_Exercise description_
All lines in the data that hold the word "casa" need copying.

---------- Data for analysis ----------

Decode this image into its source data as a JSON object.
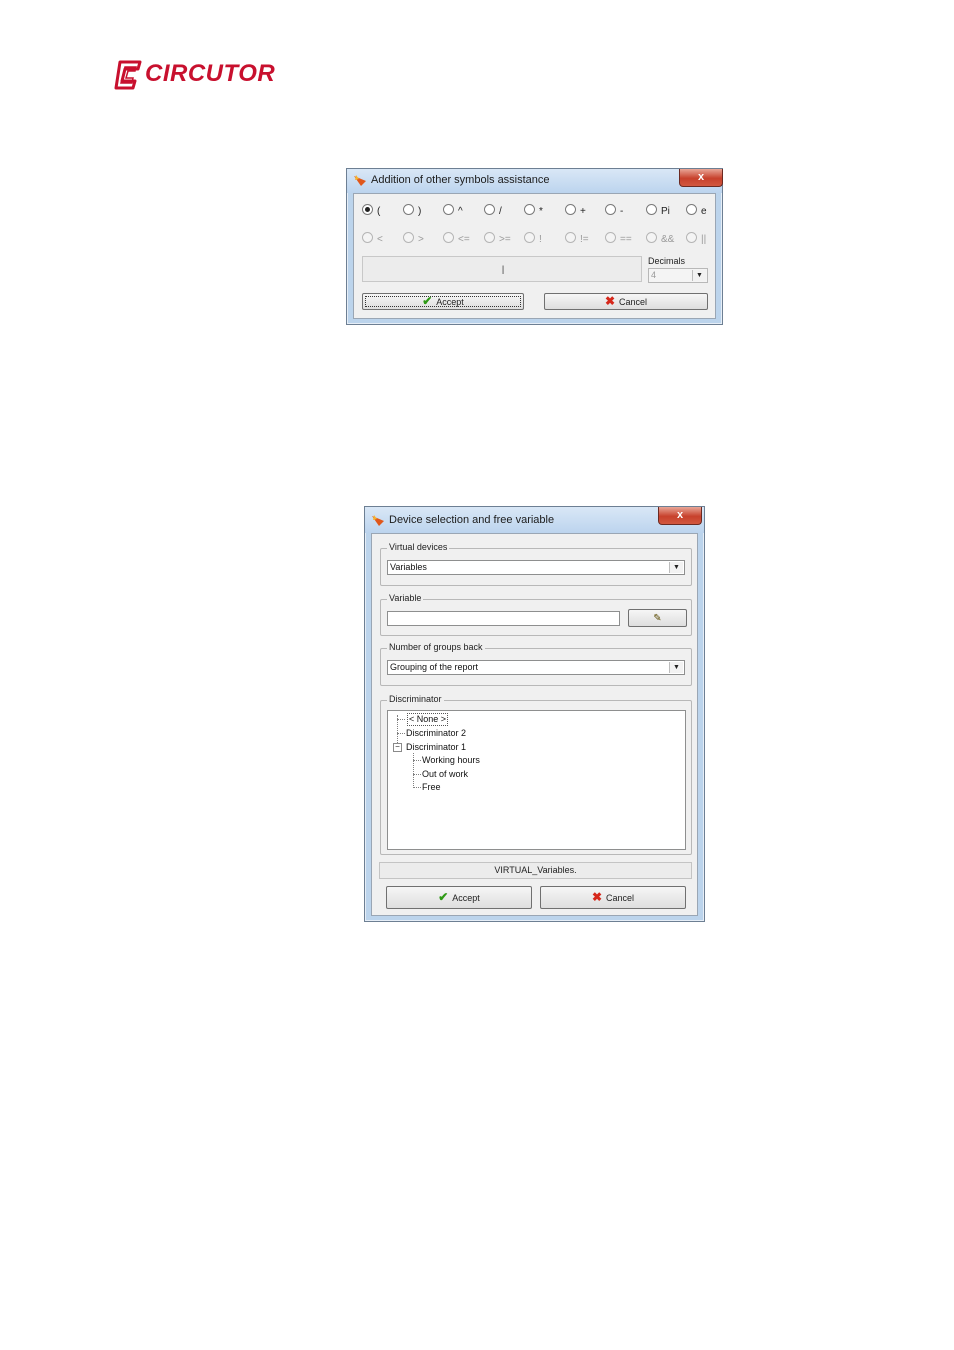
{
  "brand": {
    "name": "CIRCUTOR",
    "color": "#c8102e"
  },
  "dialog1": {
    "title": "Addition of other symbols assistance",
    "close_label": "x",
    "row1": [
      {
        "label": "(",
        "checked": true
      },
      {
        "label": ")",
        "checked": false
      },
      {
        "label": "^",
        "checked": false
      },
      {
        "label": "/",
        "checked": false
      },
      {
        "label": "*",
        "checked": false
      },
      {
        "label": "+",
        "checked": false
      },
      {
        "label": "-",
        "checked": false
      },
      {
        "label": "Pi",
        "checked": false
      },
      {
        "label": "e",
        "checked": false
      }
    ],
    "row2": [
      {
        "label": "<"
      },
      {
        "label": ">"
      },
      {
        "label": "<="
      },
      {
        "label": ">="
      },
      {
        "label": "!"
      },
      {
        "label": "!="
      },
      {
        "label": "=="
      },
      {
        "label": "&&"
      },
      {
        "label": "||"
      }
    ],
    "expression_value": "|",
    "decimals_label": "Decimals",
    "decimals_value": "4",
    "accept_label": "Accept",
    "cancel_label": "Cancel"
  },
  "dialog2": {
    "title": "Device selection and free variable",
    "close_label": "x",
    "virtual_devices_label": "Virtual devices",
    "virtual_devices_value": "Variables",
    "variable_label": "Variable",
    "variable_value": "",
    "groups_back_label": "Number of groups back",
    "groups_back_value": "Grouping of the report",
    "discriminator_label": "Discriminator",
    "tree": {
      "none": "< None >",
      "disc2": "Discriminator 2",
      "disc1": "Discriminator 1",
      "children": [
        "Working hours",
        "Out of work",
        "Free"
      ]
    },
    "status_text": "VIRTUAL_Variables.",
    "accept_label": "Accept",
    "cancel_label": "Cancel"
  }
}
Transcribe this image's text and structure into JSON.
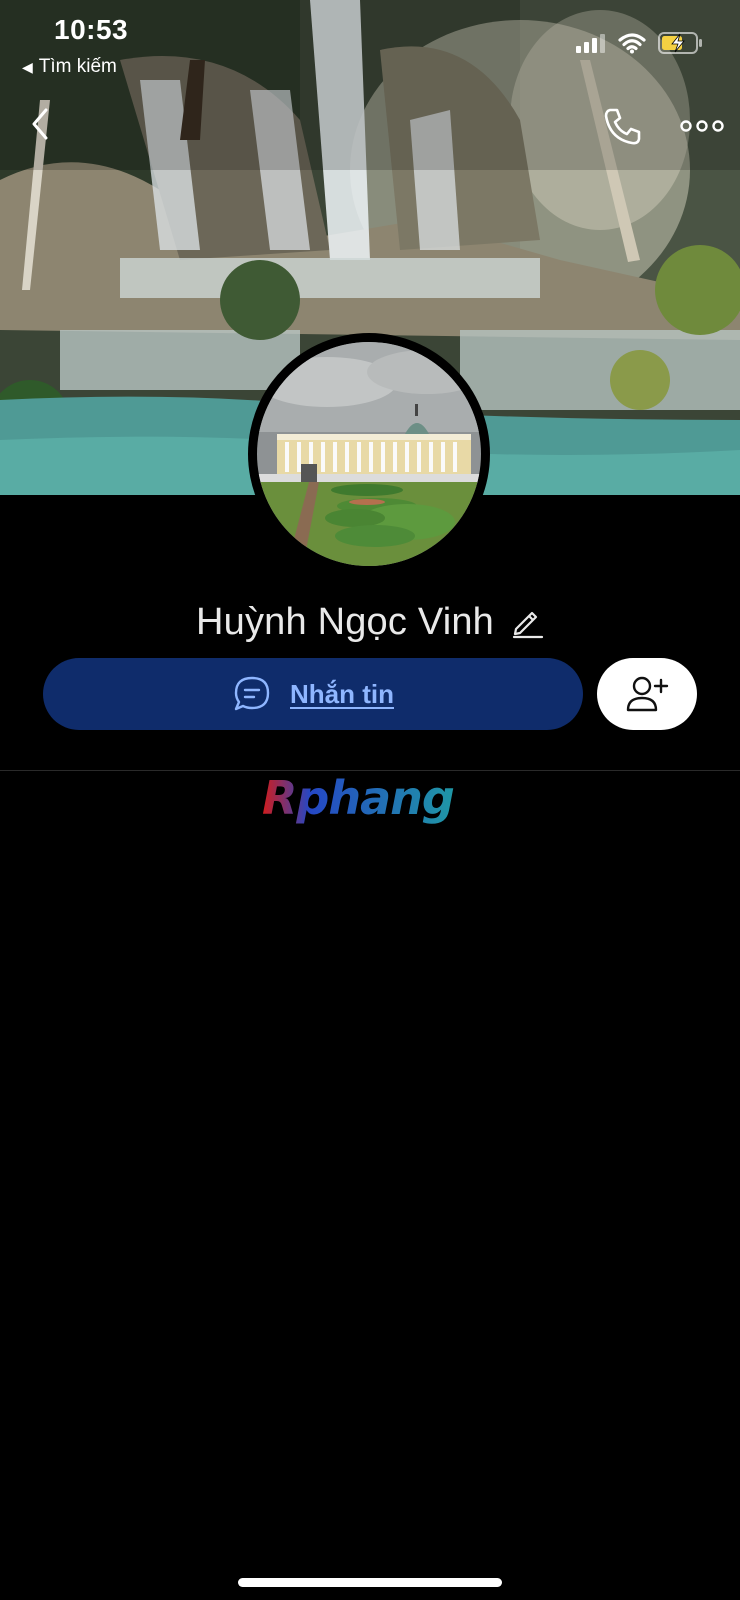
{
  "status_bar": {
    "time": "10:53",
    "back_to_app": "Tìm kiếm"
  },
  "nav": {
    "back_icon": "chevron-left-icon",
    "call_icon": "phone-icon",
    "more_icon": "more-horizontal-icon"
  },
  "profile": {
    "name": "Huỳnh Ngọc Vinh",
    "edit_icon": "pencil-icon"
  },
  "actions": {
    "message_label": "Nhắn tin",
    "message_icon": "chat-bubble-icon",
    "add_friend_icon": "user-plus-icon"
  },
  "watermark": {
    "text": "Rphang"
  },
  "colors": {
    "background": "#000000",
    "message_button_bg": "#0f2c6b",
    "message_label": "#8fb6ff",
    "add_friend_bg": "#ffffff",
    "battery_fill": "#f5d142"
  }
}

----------
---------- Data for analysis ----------

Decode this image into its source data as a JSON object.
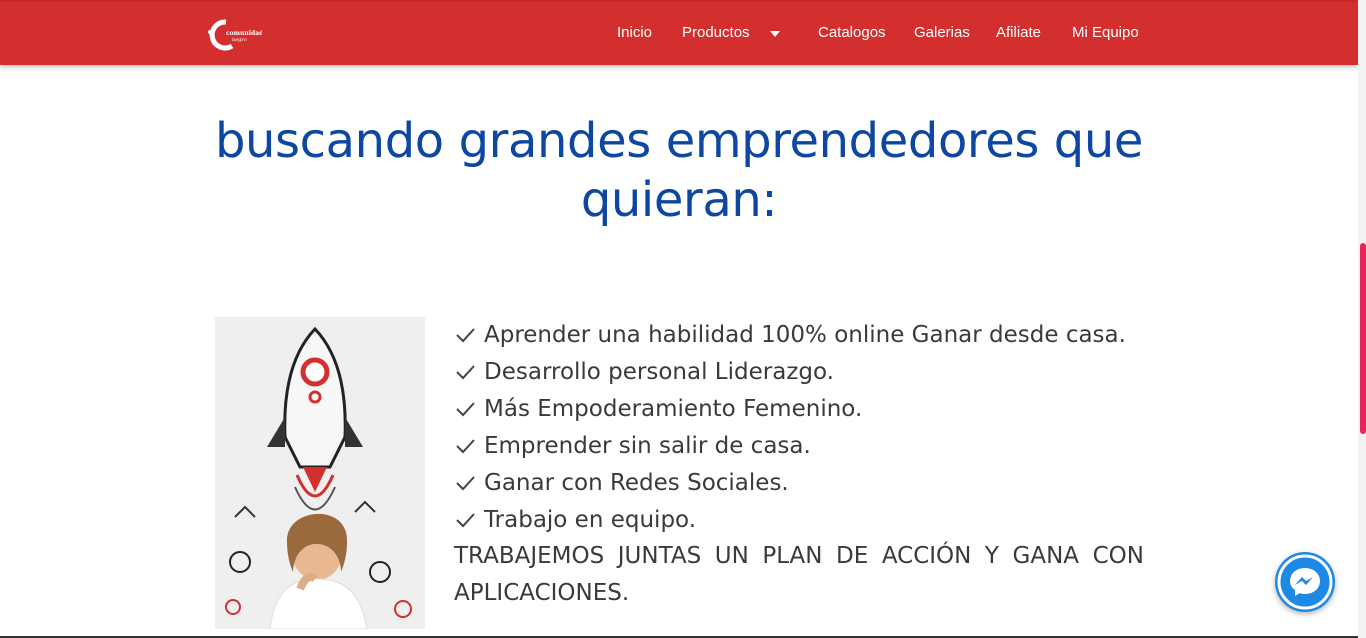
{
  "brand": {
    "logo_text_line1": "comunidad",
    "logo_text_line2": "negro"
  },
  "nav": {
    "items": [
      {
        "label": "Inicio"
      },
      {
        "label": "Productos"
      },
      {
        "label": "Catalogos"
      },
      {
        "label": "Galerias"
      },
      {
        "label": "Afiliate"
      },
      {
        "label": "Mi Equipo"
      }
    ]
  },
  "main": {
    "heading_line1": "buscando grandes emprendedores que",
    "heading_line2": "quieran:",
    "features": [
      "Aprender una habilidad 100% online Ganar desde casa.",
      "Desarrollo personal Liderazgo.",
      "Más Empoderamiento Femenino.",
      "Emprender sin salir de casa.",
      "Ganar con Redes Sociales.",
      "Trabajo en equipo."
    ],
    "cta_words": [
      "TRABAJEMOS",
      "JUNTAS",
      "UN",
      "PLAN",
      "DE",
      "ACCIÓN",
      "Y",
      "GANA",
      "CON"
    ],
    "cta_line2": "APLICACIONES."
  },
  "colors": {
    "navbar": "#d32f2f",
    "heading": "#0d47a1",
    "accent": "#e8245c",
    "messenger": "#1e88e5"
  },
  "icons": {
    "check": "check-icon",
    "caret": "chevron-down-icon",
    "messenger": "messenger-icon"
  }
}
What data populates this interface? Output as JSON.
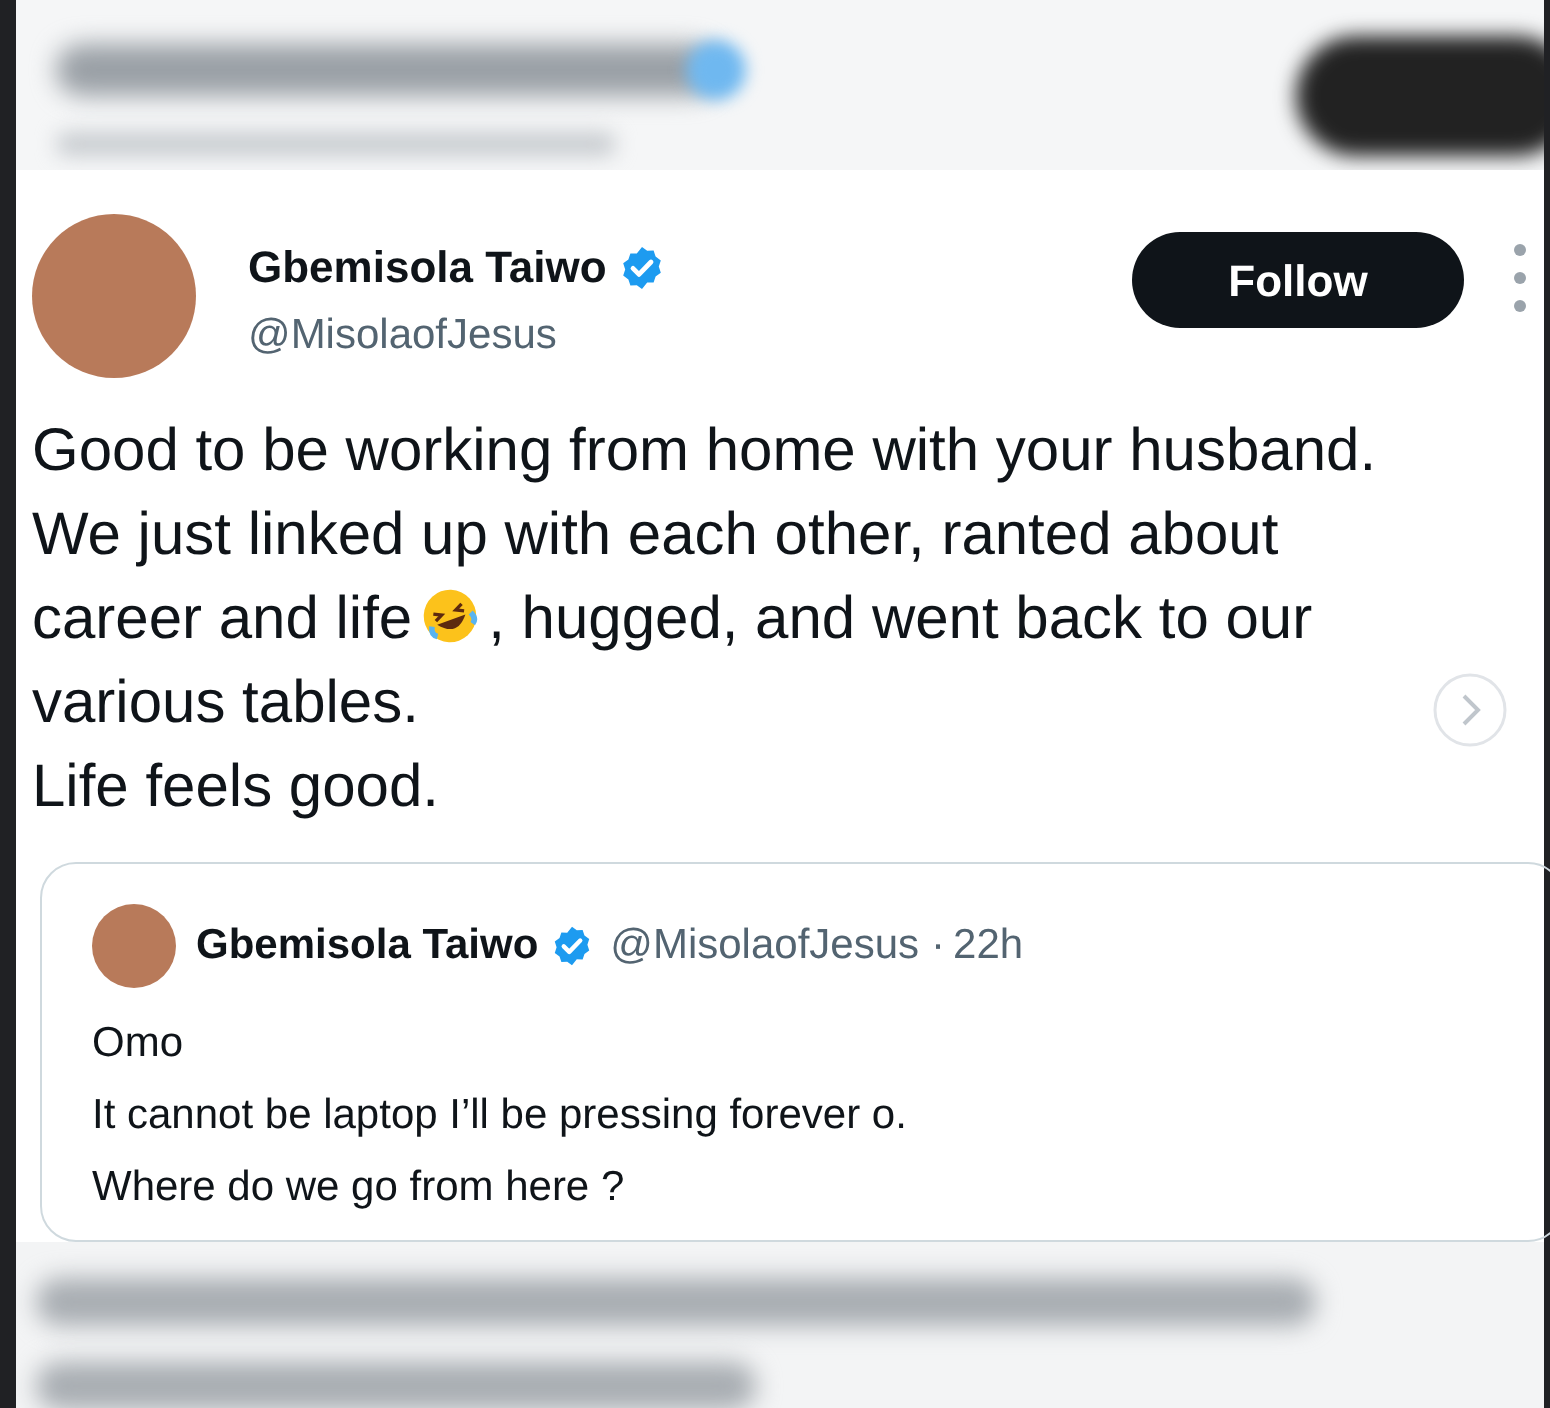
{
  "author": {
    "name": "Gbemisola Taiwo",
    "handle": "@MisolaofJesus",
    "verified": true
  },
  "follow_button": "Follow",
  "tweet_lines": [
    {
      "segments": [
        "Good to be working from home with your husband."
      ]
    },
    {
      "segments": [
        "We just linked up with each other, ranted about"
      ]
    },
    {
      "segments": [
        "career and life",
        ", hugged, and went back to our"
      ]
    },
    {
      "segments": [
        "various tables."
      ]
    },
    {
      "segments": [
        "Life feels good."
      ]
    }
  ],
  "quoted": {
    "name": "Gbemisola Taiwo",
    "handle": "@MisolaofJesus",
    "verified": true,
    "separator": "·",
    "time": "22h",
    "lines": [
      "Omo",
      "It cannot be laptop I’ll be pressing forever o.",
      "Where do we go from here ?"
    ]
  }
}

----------
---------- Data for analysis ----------

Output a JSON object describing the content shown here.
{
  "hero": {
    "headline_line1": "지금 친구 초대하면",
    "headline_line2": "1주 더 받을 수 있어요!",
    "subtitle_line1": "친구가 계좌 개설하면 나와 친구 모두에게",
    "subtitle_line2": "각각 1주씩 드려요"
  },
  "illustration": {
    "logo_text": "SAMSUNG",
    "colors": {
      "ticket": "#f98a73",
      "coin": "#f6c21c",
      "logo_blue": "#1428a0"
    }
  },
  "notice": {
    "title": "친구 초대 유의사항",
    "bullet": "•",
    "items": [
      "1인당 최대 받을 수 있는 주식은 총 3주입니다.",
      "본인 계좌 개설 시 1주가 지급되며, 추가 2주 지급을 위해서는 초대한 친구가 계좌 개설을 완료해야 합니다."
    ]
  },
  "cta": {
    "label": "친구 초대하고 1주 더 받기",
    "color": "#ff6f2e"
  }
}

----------

_Reply_
      "Aprender una habilidad 100% online Ganar desde casa.",
      "Emprender sin salir de casa.",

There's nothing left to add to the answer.